Task description
When a line of the records contains "screenshot", copy it.

Exercise data
------
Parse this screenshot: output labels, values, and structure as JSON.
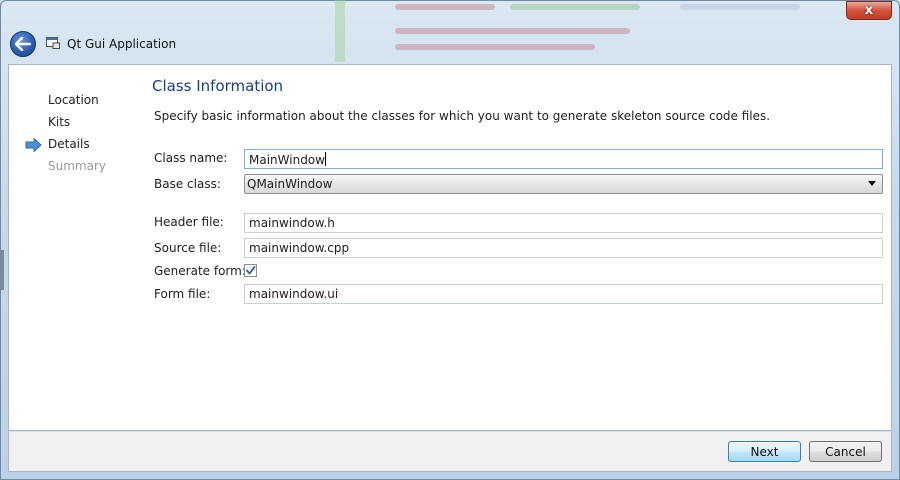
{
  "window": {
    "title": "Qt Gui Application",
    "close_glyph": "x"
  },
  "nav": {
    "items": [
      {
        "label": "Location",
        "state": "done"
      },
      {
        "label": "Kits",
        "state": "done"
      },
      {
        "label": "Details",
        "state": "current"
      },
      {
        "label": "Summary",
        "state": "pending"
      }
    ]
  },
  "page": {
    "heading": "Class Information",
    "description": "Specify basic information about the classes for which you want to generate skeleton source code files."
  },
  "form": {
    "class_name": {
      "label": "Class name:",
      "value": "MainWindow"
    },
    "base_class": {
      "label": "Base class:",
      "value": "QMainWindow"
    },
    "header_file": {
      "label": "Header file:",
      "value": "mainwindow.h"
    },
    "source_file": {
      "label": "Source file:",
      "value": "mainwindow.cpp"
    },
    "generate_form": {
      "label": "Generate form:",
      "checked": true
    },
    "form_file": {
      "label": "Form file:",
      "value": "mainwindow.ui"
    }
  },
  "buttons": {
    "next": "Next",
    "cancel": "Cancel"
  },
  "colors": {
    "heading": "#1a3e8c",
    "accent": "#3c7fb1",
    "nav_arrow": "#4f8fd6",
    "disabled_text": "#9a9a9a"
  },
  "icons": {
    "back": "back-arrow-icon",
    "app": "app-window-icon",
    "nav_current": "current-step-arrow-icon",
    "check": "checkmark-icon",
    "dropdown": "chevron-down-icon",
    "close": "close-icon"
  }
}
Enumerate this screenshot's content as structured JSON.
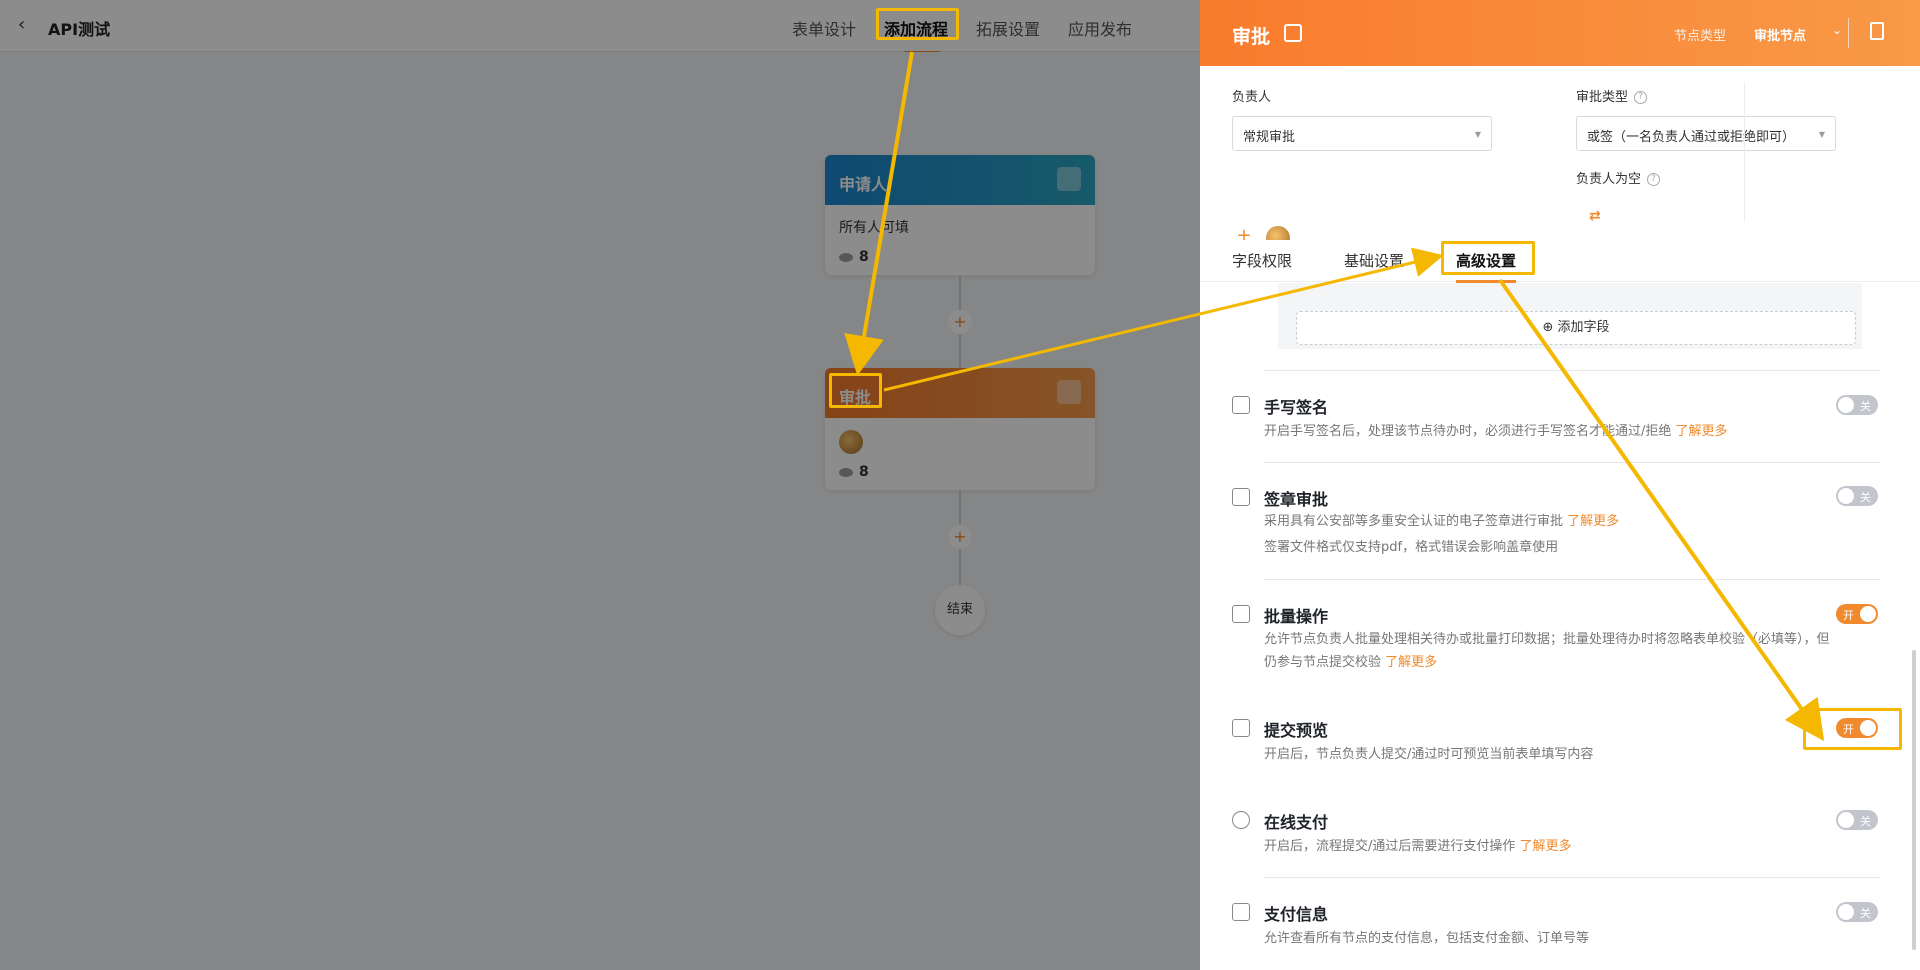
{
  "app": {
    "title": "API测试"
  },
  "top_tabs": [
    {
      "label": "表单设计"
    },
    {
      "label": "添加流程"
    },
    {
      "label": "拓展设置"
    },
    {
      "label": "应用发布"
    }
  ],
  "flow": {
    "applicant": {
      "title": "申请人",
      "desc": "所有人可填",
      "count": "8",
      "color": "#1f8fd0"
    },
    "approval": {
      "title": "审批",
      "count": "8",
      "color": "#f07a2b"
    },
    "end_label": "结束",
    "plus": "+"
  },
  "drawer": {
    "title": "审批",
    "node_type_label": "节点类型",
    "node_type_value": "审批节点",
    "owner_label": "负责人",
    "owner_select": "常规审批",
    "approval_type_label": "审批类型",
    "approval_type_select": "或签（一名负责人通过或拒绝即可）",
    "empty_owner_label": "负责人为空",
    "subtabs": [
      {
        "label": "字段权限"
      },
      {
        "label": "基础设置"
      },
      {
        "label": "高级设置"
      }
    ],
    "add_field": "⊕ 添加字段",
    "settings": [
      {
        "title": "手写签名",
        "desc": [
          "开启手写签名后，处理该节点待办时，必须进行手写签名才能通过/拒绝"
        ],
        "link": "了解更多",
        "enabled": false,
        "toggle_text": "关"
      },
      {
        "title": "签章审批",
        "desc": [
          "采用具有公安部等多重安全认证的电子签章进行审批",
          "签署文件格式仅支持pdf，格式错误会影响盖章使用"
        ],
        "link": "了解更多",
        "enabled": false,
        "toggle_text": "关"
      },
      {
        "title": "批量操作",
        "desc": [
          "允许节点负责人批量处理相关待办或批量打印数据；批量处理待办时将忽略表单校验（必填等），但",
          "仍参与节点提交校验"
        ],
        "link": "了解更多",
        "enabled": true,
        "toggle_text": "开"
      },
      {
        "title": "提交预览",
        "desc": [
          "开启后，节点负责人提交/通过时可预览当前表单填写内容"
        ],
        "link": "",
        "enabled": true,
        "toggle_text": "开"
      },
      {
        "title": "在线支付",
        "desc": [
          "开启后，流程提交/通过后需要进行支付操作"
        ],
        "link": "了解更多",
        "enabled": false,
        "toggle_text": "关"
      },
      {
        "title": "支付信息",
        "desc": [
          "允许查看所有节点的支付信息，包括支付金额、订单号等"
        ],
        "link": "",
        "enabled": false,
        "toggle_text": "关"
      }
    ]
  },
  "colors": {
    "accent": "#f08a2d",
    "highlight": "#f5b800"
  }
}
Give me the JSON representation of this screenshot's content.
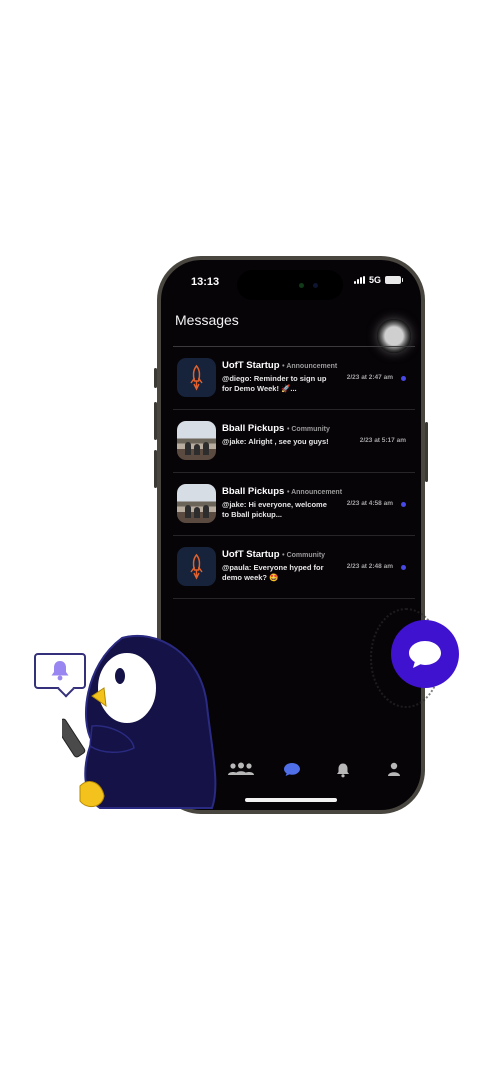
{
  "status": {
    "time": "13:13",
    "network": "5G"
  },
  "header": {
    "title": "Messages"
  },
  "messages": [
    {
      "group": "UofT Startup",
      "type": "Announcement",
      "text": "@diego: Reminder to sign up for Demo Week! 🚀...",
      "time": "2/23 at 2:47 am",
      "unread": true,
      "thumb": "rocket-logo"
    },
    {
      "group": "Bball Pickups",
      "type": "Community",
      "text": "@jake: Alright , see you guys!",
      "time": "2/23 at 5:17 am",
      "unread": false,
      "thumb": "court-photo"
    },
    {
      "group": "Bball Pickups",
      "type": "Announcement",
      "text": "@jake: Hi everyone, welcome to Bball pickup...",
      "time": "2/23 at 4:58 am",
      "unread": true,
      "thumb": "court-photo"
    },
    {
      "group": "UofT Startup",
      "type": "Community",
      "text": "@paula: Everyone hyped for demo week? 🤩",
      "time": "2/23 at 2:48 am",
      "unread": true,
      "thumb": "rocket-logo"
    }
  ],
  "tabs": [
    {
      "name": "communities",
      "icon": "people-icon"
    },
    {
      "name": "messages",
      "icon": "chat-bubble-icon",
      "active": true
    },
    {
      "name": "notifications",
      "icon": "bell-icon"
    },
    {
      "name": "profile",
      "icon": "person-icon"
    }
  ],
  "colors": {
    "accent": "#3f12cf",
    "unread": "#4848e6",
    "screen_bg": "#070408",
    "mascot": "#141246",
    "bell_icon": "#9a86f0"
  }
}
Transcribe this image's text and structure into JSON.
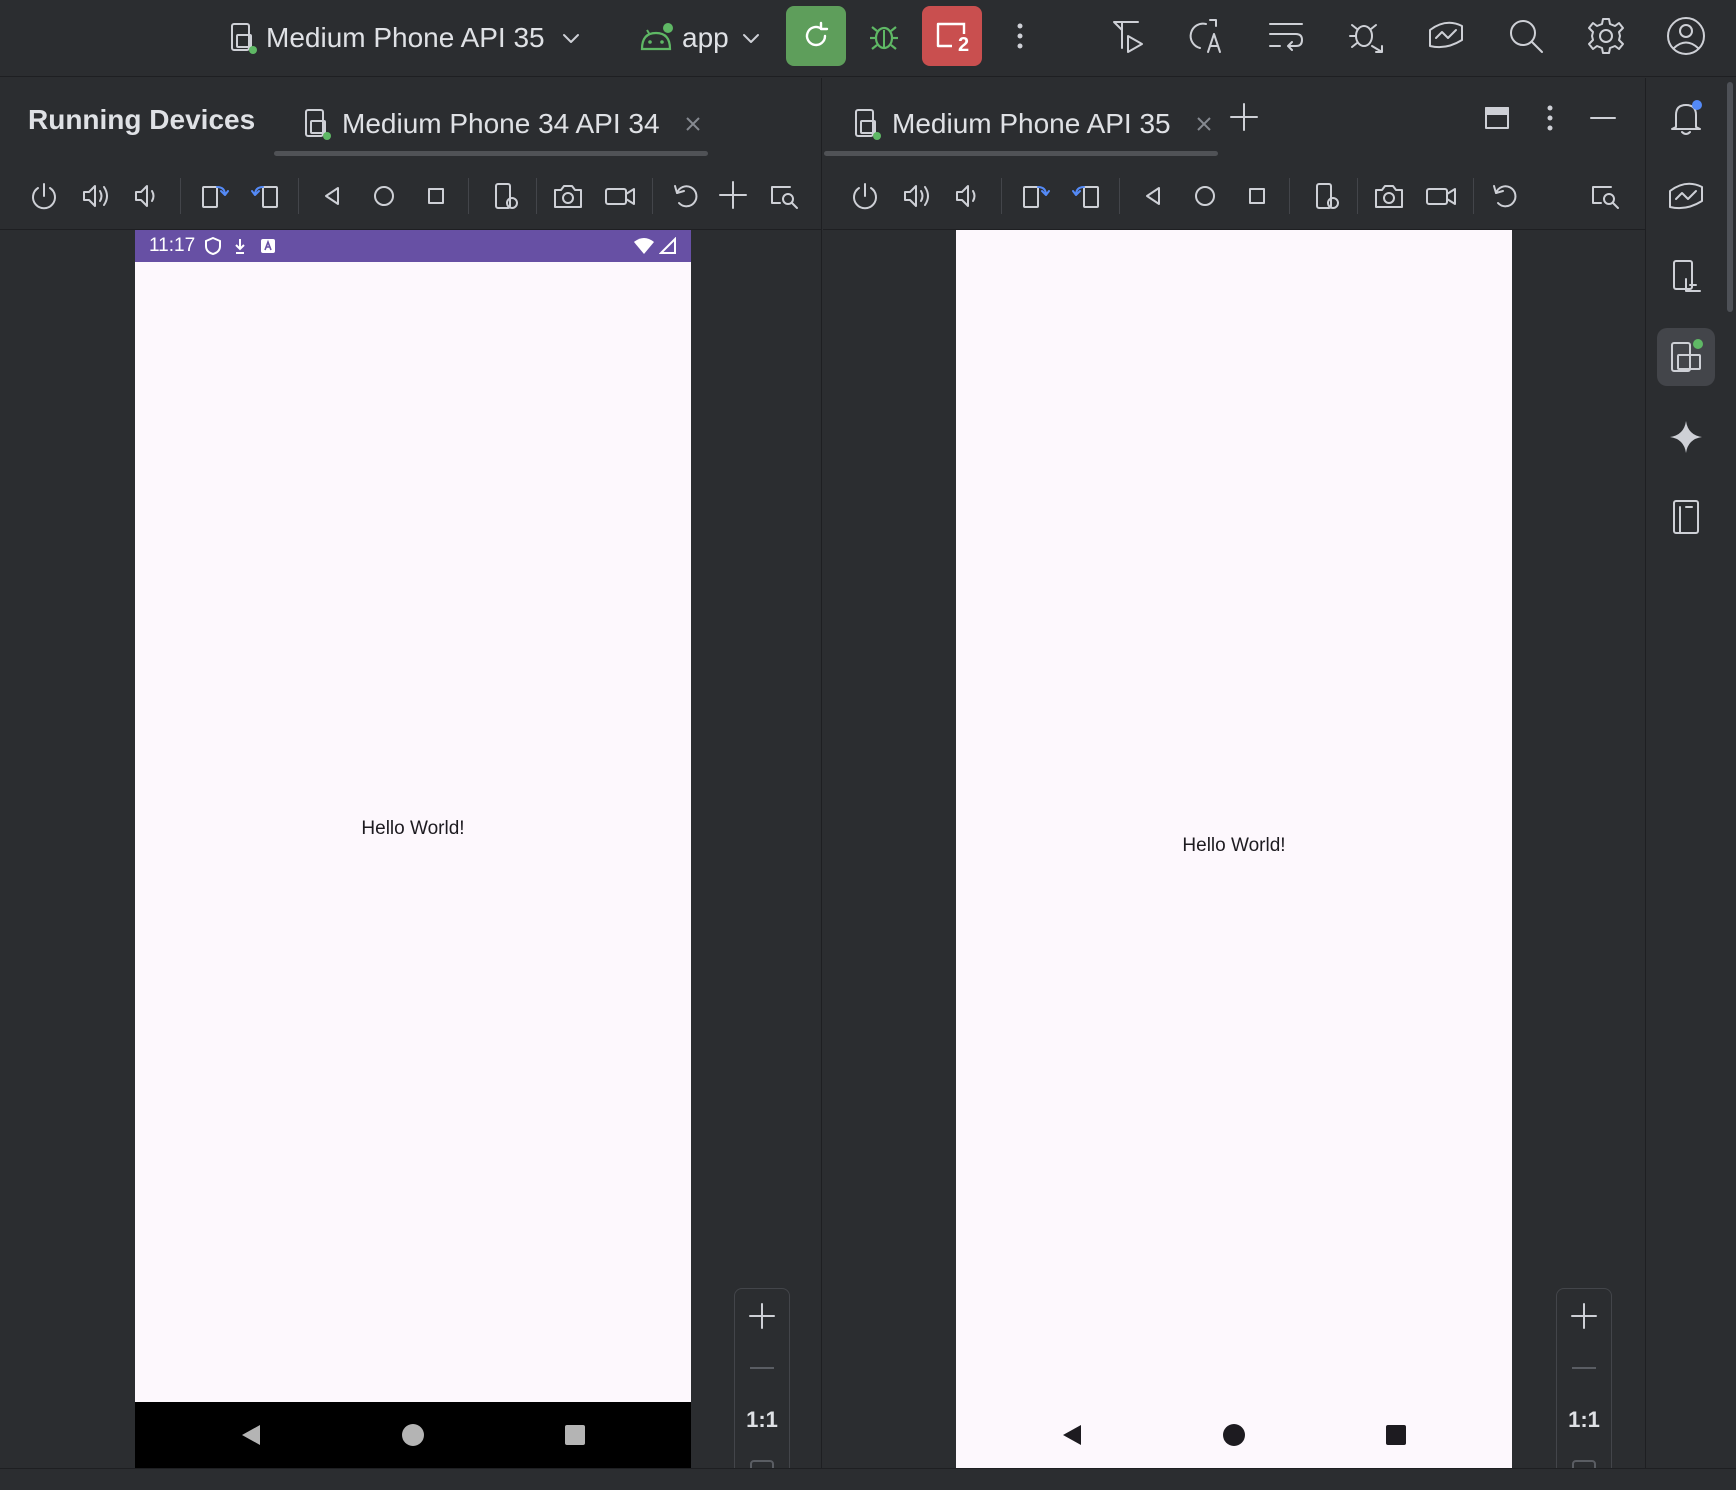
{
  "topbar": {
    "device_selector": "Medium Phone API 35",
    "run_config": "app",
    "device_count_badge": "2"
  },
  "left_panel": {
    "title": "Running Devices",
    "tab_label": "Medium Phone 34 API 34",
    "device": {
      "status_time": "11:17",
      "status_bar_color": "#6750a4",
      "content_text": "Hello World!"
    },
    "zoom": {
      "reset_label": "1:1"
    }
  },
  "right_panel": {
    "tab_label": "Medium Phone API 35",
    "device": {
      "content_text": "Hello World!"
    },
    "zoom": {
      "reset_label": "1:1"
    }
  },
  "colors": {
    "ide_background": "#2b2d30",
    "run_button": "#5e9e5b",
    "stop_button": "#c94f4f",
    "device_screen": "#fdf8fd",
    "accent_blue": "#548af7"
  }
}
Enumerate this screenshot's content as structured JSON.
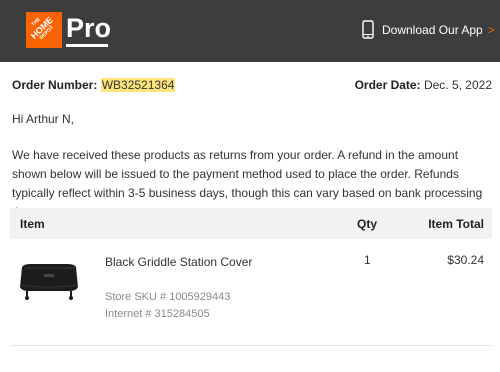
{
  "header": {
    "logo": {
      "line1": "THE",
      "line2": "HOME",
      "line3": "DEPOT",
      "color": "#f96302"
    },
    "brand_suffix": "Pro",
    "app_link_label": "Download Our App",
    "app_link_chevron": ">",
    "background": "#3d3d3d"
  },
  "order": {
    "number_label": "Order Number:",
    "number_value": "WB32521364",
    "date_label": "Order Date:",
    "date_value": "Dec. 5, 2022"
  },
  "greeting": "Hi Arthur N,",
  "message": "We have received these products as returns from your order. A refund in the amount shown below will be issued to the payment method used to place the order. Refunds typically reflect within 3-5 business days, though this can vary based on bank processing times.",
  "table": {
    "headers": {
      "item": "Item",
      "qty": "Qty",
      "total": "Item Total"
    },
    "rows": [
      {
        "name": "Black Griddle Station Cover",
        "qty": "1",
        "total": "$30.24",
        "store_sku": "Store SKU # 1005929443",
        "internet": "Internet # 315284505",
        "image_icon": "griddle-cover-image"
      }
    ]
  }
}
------
Response
Parse this screenshot: output labels, values, and structure as JSON.
Enumerate this screenshot's content as structured JSON.
Give me the JSON representation of this screenshot's content.
Enumerate this screenshot's content as structured JSON.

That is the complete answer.